Harold Innis received his Ph.D. degree in economics at the University of Chicago at a time when Robert E. Park and George Herbert Mead were teaching communication. From there he moved to the University of Toronto, where he later met his colleague Marshall McLuhan. Only in the last ten years of his life did he turn to the study of communication, in which he published two books; Empire and Communications (1950), and The Bias of Communication (1951). Rogers (1994) called Innis "one of the most influential media determinists" (p. 486).

Innis's theory of communication divided media into two "bias"; time-binding media and space-binding media. Time-binding media such as manuscripts and oral communication are have limited distribution potential. According to Carey (1992), time-binding media "favored relatively close communities, metaphysical speculation, and traditional authority" (p. 134). Space-binding media such as print and electronic media are concerned with expansion and control. Again according to Carey, space-binding media "favored the establishment of commercialism, empire and eventually technocracy" (p. 134). According to Innis, modern western history began with temporal organization and ended with spatial organization. Carey wrote, "It is the history of the evaporation of an oral and manuscript tradition and the concerns of community, morals, and metaphysics and their replacement by print and electronics supporting a bias towards space" (p. 160).

Innis grew increasingly pessimistic later in life. Changes in communication technology were seen as a revaluation of community and a of loss culture and freedom. Carey went on to write,

Innis argued that any form of communication possessed a bias; by its nature it was most adept at reducing signaling time and controlling space or strengthening collective memory and consciousness and controlling time. This bias hardened into a monopoly when groups came to control the form of communication and to identify their interests, priestly or political, with its capacity. (p. 167)

Although Innis died before seeing the widespread diffusion of television in
North America, his vision of the future was compelling. According to Carey,

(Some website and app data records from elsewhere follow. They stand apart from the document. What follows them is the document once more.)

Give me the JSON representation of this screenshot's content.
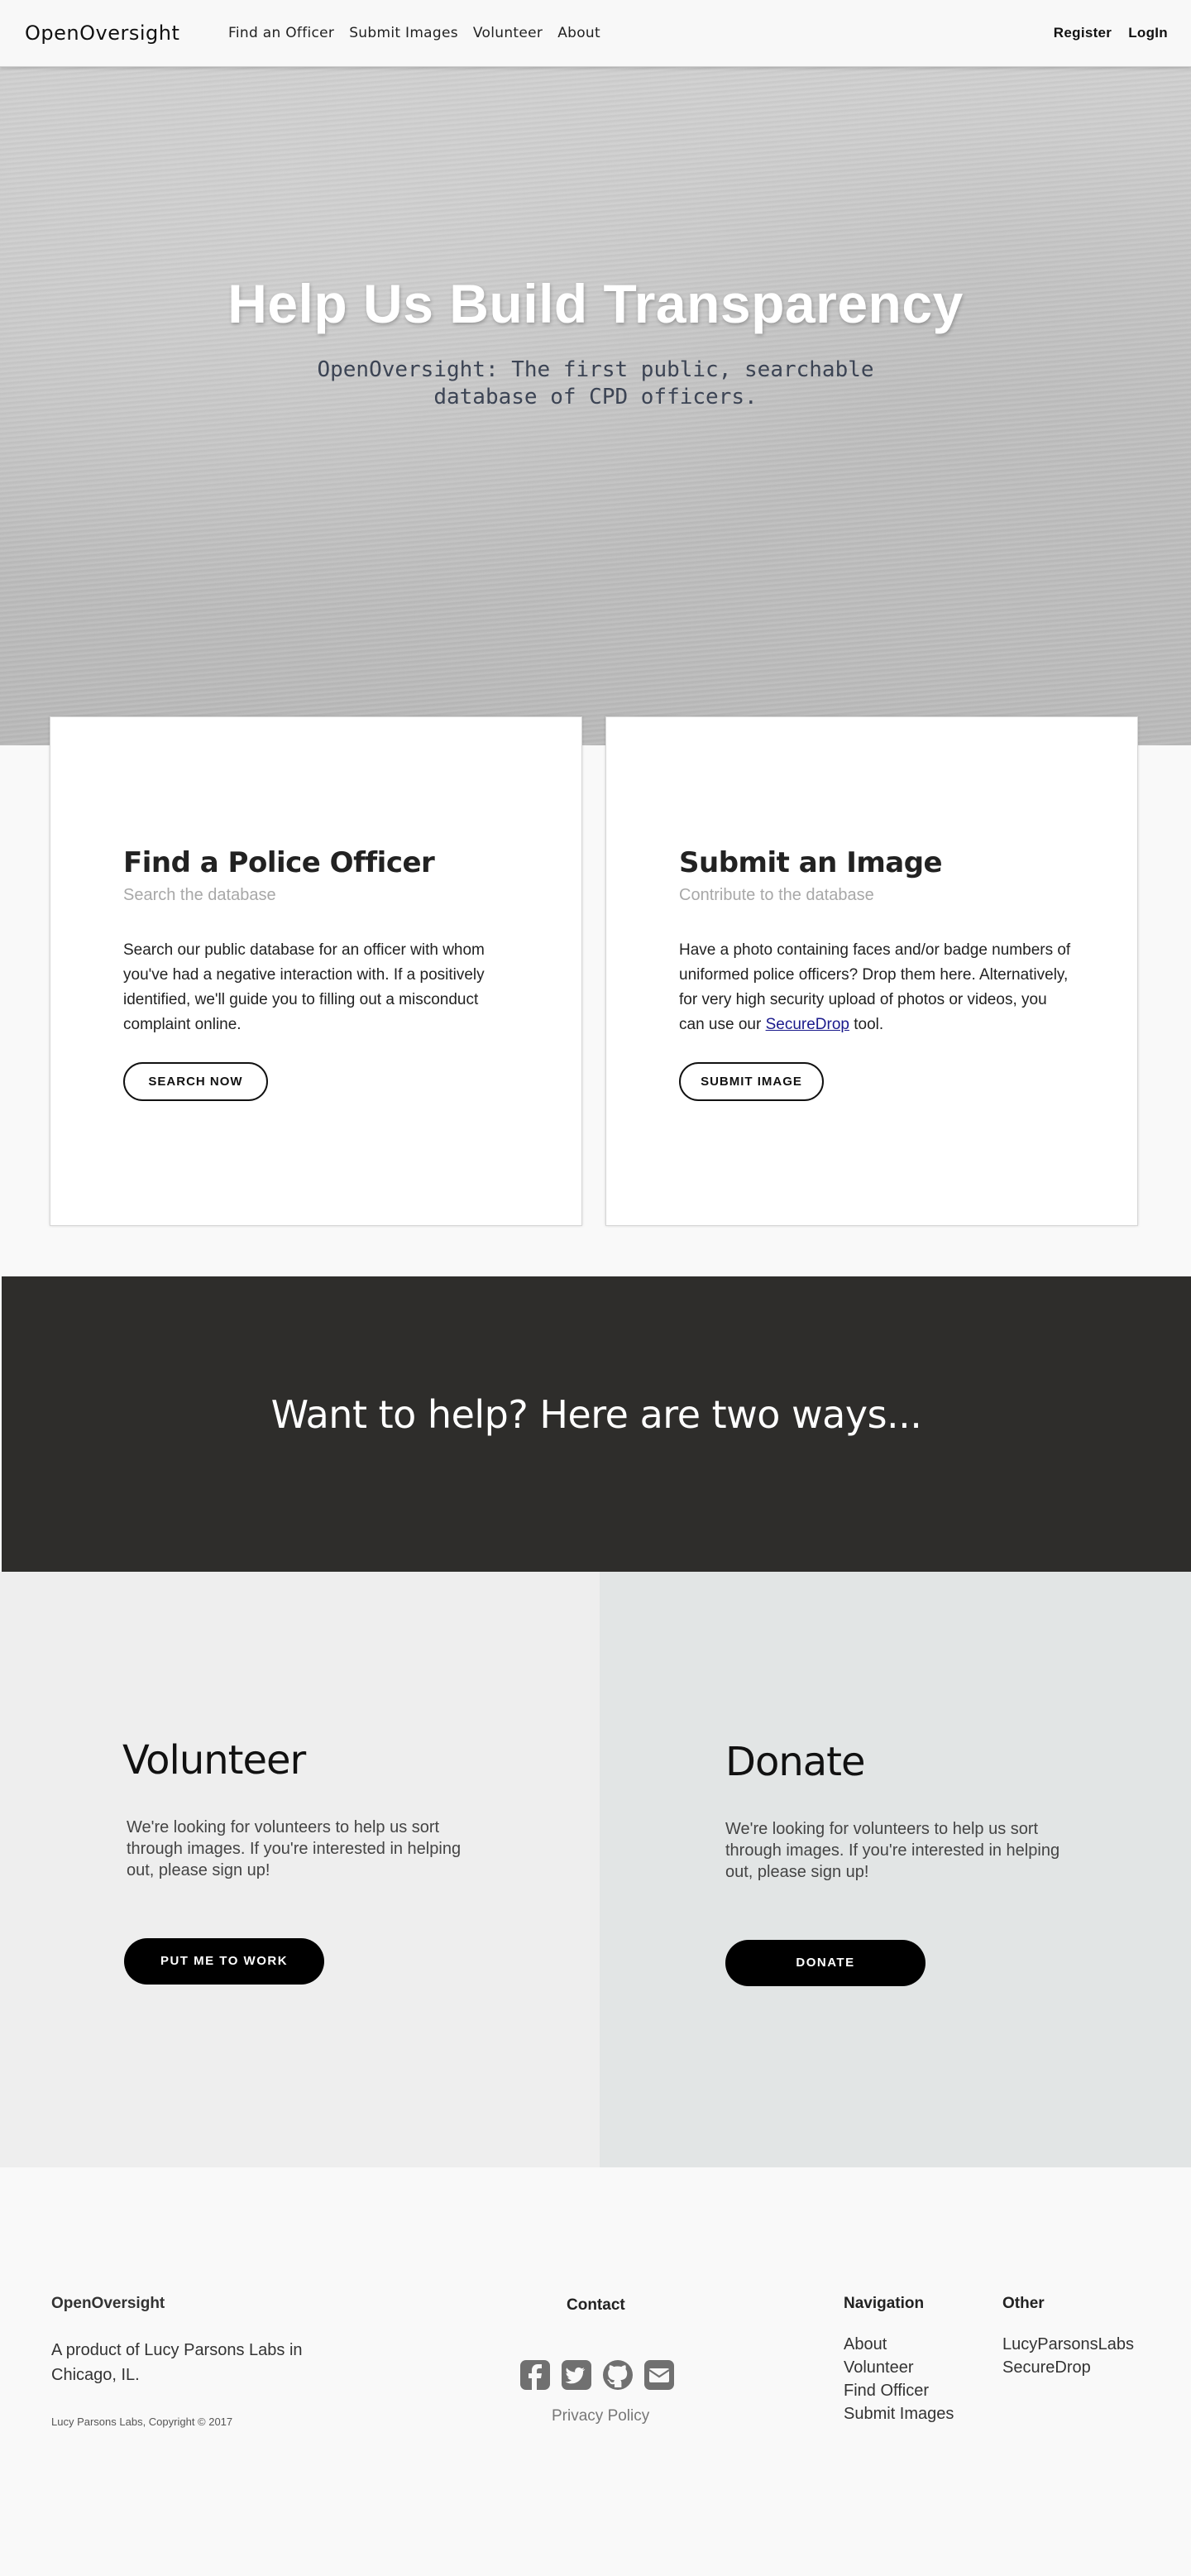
{
  "nav": {
    "brand": "OpenOversight",
    "links": [
      "Find an Officer",
      "Submit Images",
      "Volunteer",
      "About"
    ],
    "register": "Register",
    "login": "LogIn"
  },
  "hero": {
    "title": "Help Us Build Transparency",
    "subtitle": "OpenOversight: The first public, searchable database of CPD officers."
  },
  "cards": {
    "find": {
      "title": "Find a Police Officer",
      "subtitle": "Search the database",
      "text": "Search our public database for an officer with whom you've had a negative interaction with. If a positively identified, we'll guide you to filling out a misconduct complaint online.",
      "button": "SEARCH NOW"
    },
    "submit": {
      "title": "Submit an Image",
      "subtitle": "Contribute to the database",
      "text_before": "Have a photo containing faces and/or badge numbers of uniformed police officers? Drop them here. Alternatively, for very high security upload of photos or videos, you can use our ",
      "link": "SecureDrop",
      "text_after": " tool.",
      "button": "SUBMIT IMAGE"
    }
  },
  "help": {
    "title": "Want to help? Here are two ways..."
  },
  "volunteer": {
    "title": "Volunteer",
    "text": "We're looking for volunteers to help us sort through images. If you're interested in helping out, please sign up!",
    "button": "PUT ME TO WORK"
  },
  "donate": {
    "title": "Donate",
    "text": "We're looking for volunteers to help us sort through images. If you're interested in helping out, please sign up!",
    "button": "DONATE"
  },
  "footer": {
    "brand": "OpenOversight",
    "description": "A product of Lucy Parsons Labs in Chicago, IL.",
    "copyright": "Lucy Parsons Labs, Copyright © 2017",
    "contact_title": "Contact",
    "social_icons": [
      "facebook-icon",
      "twitter-icon",
      "github-icon",
      "email-icon"
    ],
    "privacy": "Privacy Policy",
    "navigation_title": "Navigation",
    "navigation": [
      "About",
      "Volunteer",
      "Find Officer",
      "Submit Images"
    ],
    "other_title": "Other",
    "other": [
      "LucyParsonsLabs",
      "SecureDrop"
    ]
  },
  "colors": {
    "help_band": "#2e2d2b",
    "volunteer_bg": "#eeeeee",
    "donate_bg": "#e2e5e5",
    "button_black": "#000000",
    "hero_gray": "#c6c6c6"
  }
}
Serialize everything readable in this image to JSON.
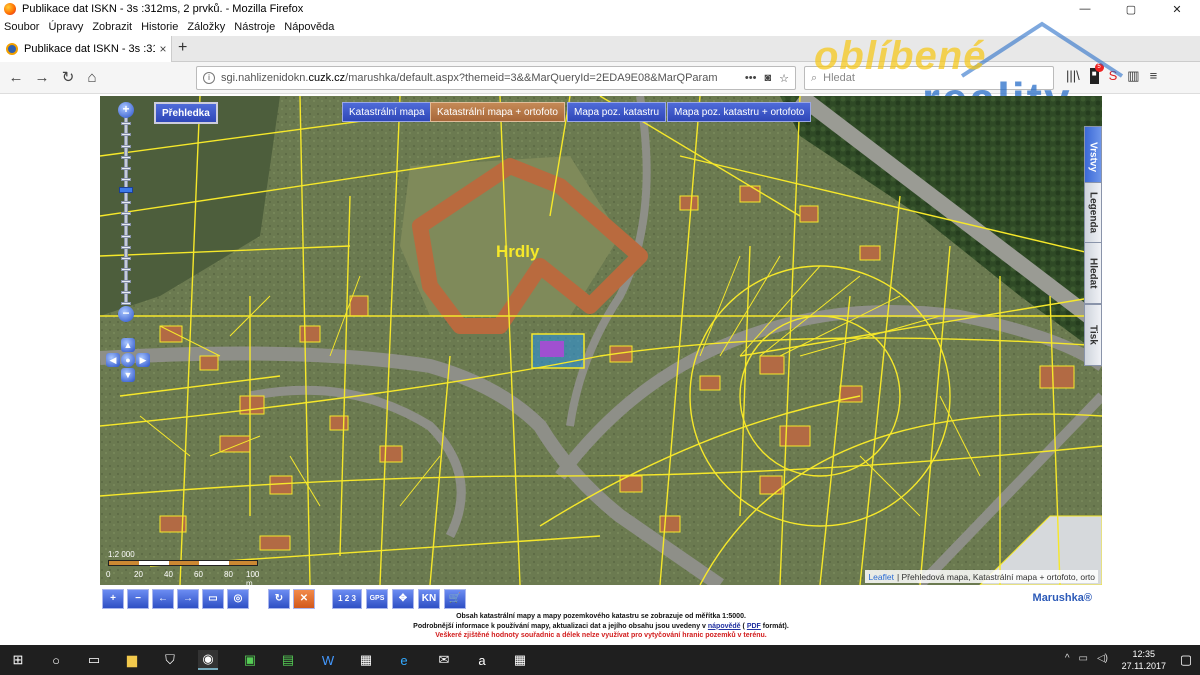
{
  "window": {
    "title": "Publikace dat ISKN - 3s :312ms, 2 prvků. - Mozilla Firefox",
    "controls": [
      "—",
      "▢",
      "✕"
    ]
  },
  "menu": [
    "Soubor",
    "Úpravy",
    "Zobrazit",
    "Historie",
    "Záložky",
    "Nástroje",
    "Nápověda"
  ],
  "tab": {
    "title": "Publikace dat ISKN - 3s :312ms,",
    "close": "×",
    "new_tab": "+"
  },
  "nav": {
    "back": "←",
    "forward": "→",
    "reload": "↻",
    "home": "⌂",
    "url_prefix": "sgi.nahlizenidokn.",
    "url_host": "cuzk.cz",
    "url_path": "/marushka/default.aspx?themeid=3&&MarQueryId=2EDA9E08&MarQParam",
    "url_more": "•••",
    "search_placeholder": "Hledat"
  },
  "watermark": {
    "line1": "oblíbené",
    "line2": "reality"
  },
  "map": {
    "place_label": "Hrdly",
    "overview_button": "Přehledka",
    "layer_buttons": [
      {
        "label": "Katastrální mapa",
        "active": false
      },
      {
        "label": "Katastrální mapa + ortofoto",
        "active": true
      },
      {
        "label": "Mapa poz. katastru",
        "active": false
      },
      {
        "label": "Mapa poz. katastru + ortofoto",
        "active": false
      }
    ],
    "zoom_in": "+",
    "zoom_out": "−",
    "zoom_level": 0.36,
    "side_tabs": [
      "Vrstvy",
      "Legenda",
      "Hledat",
      "Tisk"
    ],
    "scale": {
      "ratio": "1:2 000",
      "ticks": [
        "0",
        "20",
        "40",
        "60",
        "80",
        "100 m"
      ]
    },
    "attribution_link": "Leaflet",
    "attribution_text": "| Přehledová mapa, Katastrální mapa + ortofoto, orto"
  },
  "toolbar": {
    "buttons": [
      "+",
      "−",
      "←",
      "→",
      "▭",
      "◎",
      "↻",
      "✕",
      "1 2 3",
      "GPS",
      "✥",
      "KN",
      "🛒"
    ],
    "brand": "Marushka®"
  },
  "info": {
    "line1": "Obsah katastrální mapy a mapy pozemkového katastru se zobrazuje od měřítka 1:5000.",
    "line2_a": "Podrobnější informace k používání mapy, aktualizaci dat a jejího obsahu jsou uvedeny v",
    "line2_link": "nápovědě",
    "line2_b": "(",
    "line2_pdf": "PDF",
    "line2_c": "formát).",
    "line3": "Veškeré zjištěné hodnoty souřadnic a délek nelze využívat pro vytyčování hranic pozemků v terénu."
  },
  "taskbar": {
    "time": "12:35",
    "date": "27.11.2017",
    "colors": {
      "background": "#1f1f1f"
    }
  },
  "colors": {
    "parcel_line": "#f6e82a",
    "button_blue": "#2f47b8",
    "button_active": "#a8673a",
    "warning_red": "#d21c1c"
  }
}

What Innis saw most clearly was that the main meaning of electronics was not in the provision of entertainment and information through radio and television. he recognized that the speed and distance of electronic communication enlarged the possible scale of social organization and greatly enhanced the possibilities of centralization and imperialism in matters of culture and politics. (p. 137)